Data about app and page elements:
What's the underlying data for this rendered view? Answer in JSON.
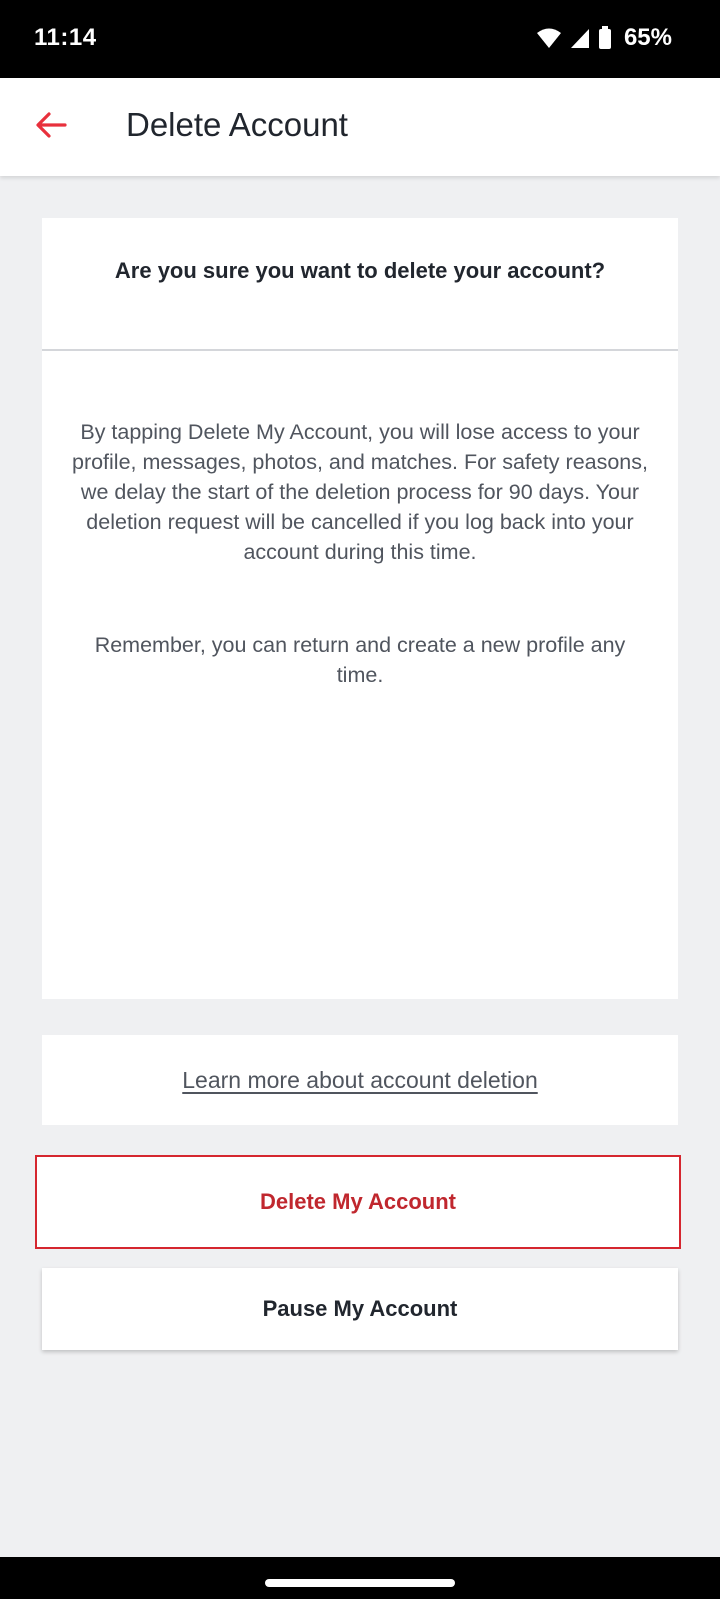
{
  "status_bar": {
    "time": "11:14",
    "battery_percent": "65%",
    "icons": [
      "wifi-icon",
      "cellular-signal-icon",
      "battery-icon"
    ]
  },
  "header": {
    "back_icon": "arrow-left-icon",
    "title": "Delete Account"
  },
  "confirmation": {
    "question": "Are you sure you want to delete your account?",
    "paragraphs": [
      "By tapping Delete My Account, you will lose access to your profile, messages, photos, and matches. For safety reasons, we delay the start of the deletion process for 90 days. Your deletion request will be cancelled if you log back into your account during this time.",
      "Remember, you can return and create a new profile any time."
    ]
  },
  "learn_more": {
    "link_text": "Learn more about account deletion"
  },
  "actions": {
    "delete_label": "Delete My Account",
    "pause_label": "Pause My Account"
  },
  "colors": {
    "accent": "#e8303c",
    "delete_text": "#c0272e",
    "background": "#eff0f2",
    "card": "#ffffff",
    "text_dark": "#21262e",
    "text_muted": "#50555e"
  }
}
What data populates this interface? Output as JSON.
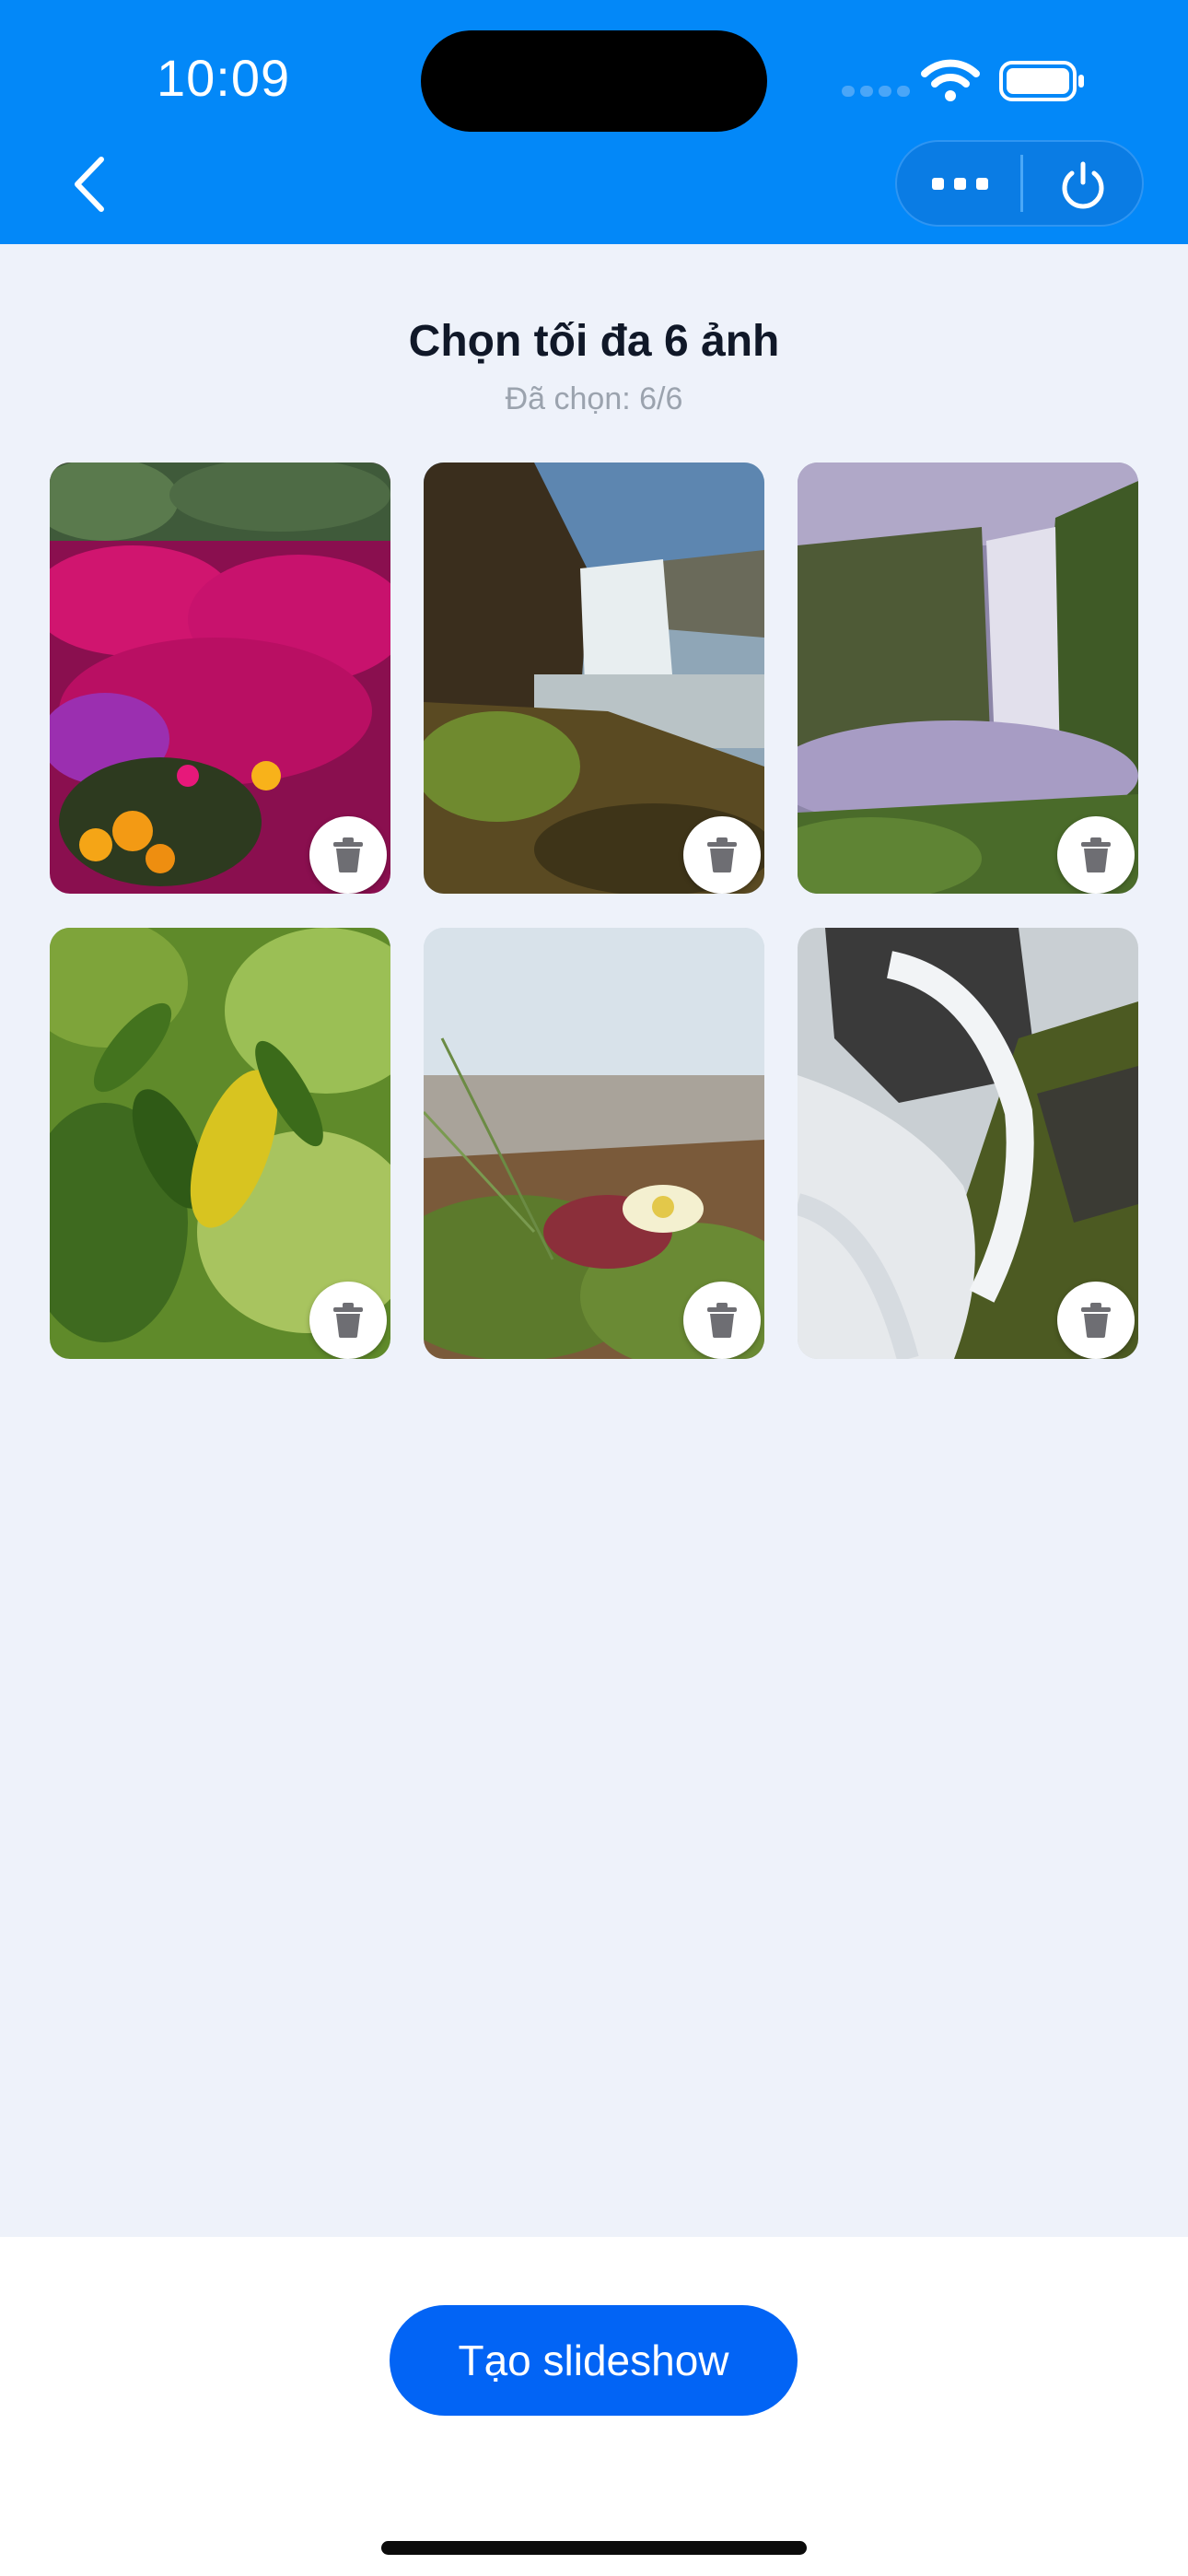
{
  "status_bar": {
    "time": "10:09"
  },
  "nav": {
    "back_icon": "chevron-left-icon",
    "more_icon": "more-icon",
    "power_icon": "power-icon",
    "accent": "#0388f8"
  },
  "header": {
    "title": "Chọn tối đa 6 ảnh",
    "subtitle": "Đã chọn: 6/6"
  },
  "photos": [
    {
      "subject": "pink flowers",
      "delete_icon": "trash-icon"
    },
    {
      "subject": "waterfall cliff",
      "delete_icon": "trash-icon"
    },
    {
      "subject": "misty waterfall",
      "delete_icon": "trash-icon"
    },
    {
      "subject": "green leaves",
      "delete_icon": "trash-icon"
    },
    {
      "subject": "white flower grass",
      "delete_icon": "trash-icon"
    },
    {
      "subject": "waterfall rocks",
      "delete_icon": "trash-icon"
    }
  ],
  "footer": {
    "create_button": "Tạo slideshow",
    "button_color": "#0264f5"
  }
}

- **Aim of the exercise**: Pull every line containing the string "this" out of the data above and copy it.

- **Exercise output**:
What's the underlying data for this rendered view? Answer in JSON.
      "By tapping Delete My Account, you will lose access to your profile, messages, photos, and matches. For safety reasons, we delay the start of the deletion process for 90 days. Your deletion request will be cancelled if you log back into your account during this time.",
What data populates this interface? Output as JSON.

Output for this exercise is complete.